       unique  names.  So,  in  the  end  it  outputs a list of usernames of the people that made
       commits to the svn repository which name on its own line. This would allow you  to  easily
       redirect  the  output  of this command sequence to ~/.svn2git/authors and have a very good
       starting point for your mapping.

         $ svn log --quiet | grep -E "r[0-9]+ | .+ |" \
           | cut -d'|' -f2 | sed 's/^ //' | sort | uniq

       Or, for a remote URL:

         $ svn log --quiet http://path/to/root/of/project \
           | grep -E "r[0-9]+ | .+ |" | cut -d'|' -f2 \
           | sed 's/^ //' | sort | uniq


       If you're having problems with converting your repository and you're  not  sure  why,  try
       turning  on  verbose  logging.   This  will print out more information from the underlying
       git-svn process.

       You can turn on verbose logging with the -v or --verbose flags, like so:

         $ svn2git --verbose


       1. Why don't the tags show up in the master branch?  The tags won't show up in the  master
          branch  because the tags are actually tied to the commits that were created in svn when
          the user made the tag.  Those commits are the first (head) commit of branch in svn that
          is  associated  with  that  tag. If you want to see all the branches and tags and their
          relationships in gitk you can run the following: gitk --all

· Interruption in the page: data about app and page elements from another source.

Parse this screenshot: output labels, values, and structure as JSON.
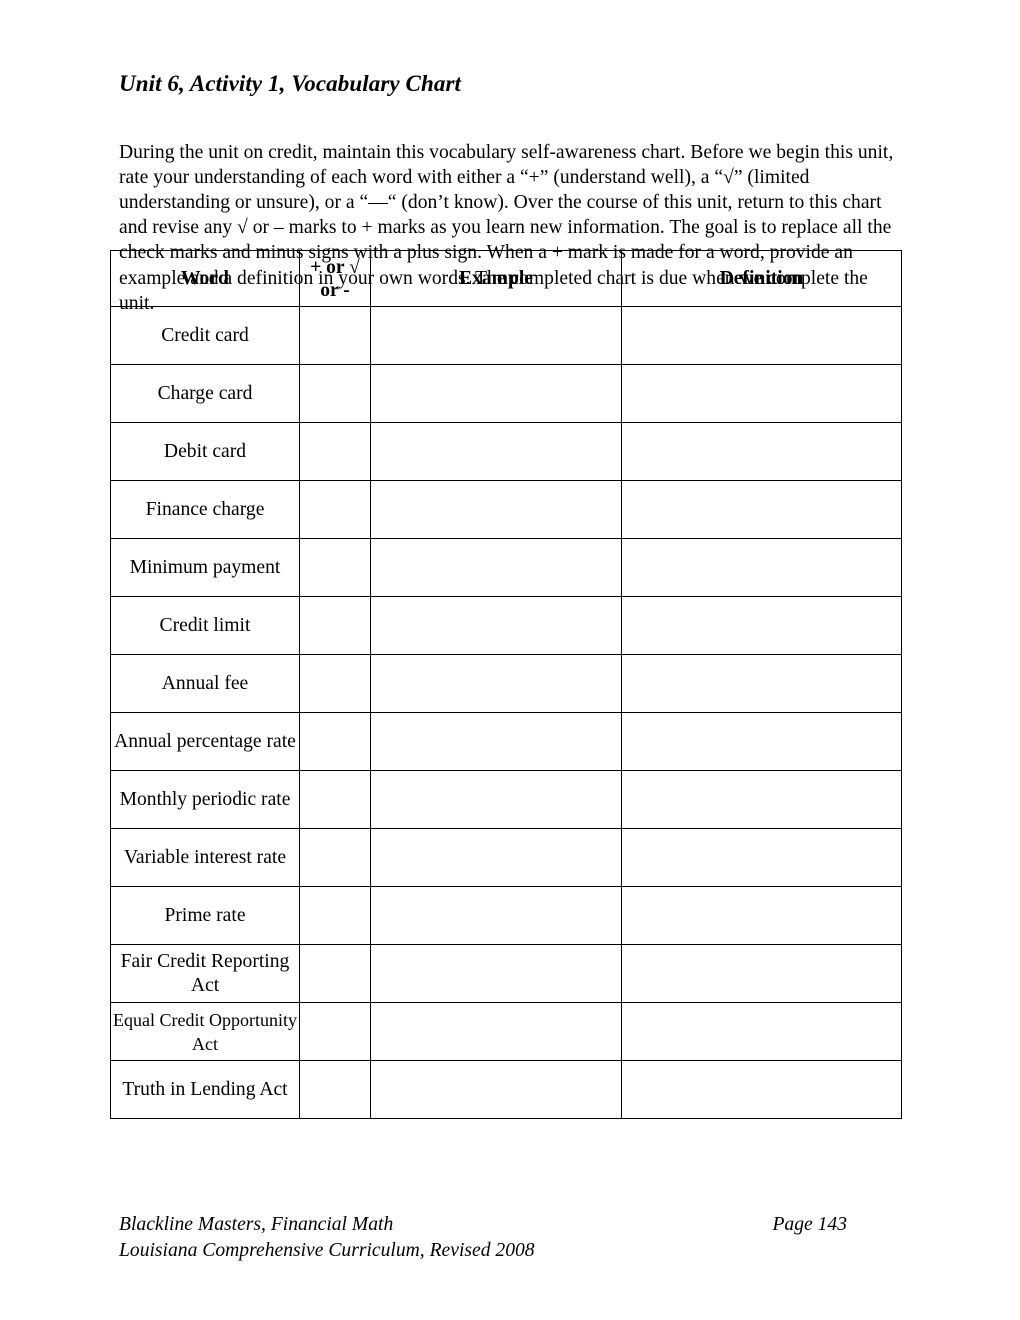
{
  "document": {
    "title": "Unit 6, Activity 1, Vocabulary Chart",
    "intro": "During the unit on credit, maintain this vocabulary self-awareness chart. Before we begin this unit, rate your understanding of each word with either a “+” (understand well), a “√” (limited understanding or unsure), or a “—“ (don’t know).  Over the course of this unit, return to this chart and revise any √ or – marks to + marks as you learn new information.  The goal is to replace all the check marks and minus signs with a plus sign.  When a + mark is made for a word, provide an example and a definition in your own words. The completed chart is due when we complete the unit."
  },
  "table": {
    "headers": {
      "word": "Word",
      "mark_line1": "+ or √",
      "mark_line2": "or -",
      "example": "Example",
      "definition": "Definition"
    },
    "rows": [
      {
        "word": "Credit card",
        "mark": "",
        "example": "",
        "definition": ""
      },
      {
        "word": "Charge card",
        "mark": "",
        "example": "",
        "definition": ""
      },
      {
        "word": "Debit card",
        "mark": "",
        "example": "",
        "definition": ""
      },
      {
        "word": "Finance charge",
        "mark": "",
        "example": "",
        "definition": ""
      },
      {
        "word": "Minimum payment",
        "mark": "",
        "example": "",
        "definition": ""
      },
      {
        "word": "Credit limit",
        "mark": "",
        "example": "",
        "definition": ""
      },
      {
        "word": "Annual fee",
        "mark": "",
        "example": "",
        "definition": ""
      },
      {
        "word": "Annual percentage rate",
        "mark": "",
        "example": "",
        "definition": ""
      },
      {
        "word": "Monthly periodic rate",
        "mark": "",
        "example": "",
        "definition": ""
      },
      {
        "word": "Variable interest rate",
        "mark": "",
        "example": "",
        "definition": ""
      },
      {
        "word": "Prime rate",
        "mark": "",
        "example": "",
        "definition": ""
      },
      {
        "word": "Fair Credit Reporting Act",
        "mark": "",
        "example": "",
        "definition": ""
      },
      {
        "word": "Equal Credit Opportunity Act",
        "mark": "",
        "example": "",
        "definition": ""
      },
      {
        "word": "Truth in Lending Act",
        "mark": "",
        "example": "",
        "definition": ""
      }
    ]
  },
  "footer": {
    "line1": "Blackline Masters, Financial Math",
    "page": "Page 143",
    "line2": "Louisiana Comprehensive Curriculum, Revised 2008"
  }
}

          For further details please refer to FAQ #2.

       2. Why don't you reference the parent of the tag commits instead?  In svn you  are  forced
          to  create  what  are  known  in  git  as  annotated tags.  It just so happens that svn
          annotated tags allow you to commit change sets along  with  the  tagging  action.  This
          means that the svn annotated tag is a bit more complex then just an annotated tag it is
          a commit which is treated as an annotated tag. Hence, for there to  be  a  true  1-to-1
          mapping  between  git  and svn we have to transfer over the svn commit which acts as an
          annotated tag and then tag that commit in git using an annotated tag.

          If we were to reference the parent of this svn tagged commit there could potentially be
          situations  where  a  developer would checkout a tag in git and the resulting code base
          would be different than if they checked out that very same  tag  in  the  original  svn
          repo.  This  is only due to the fact that the svn tags allow changesets in them, making
          them not just annotated tags.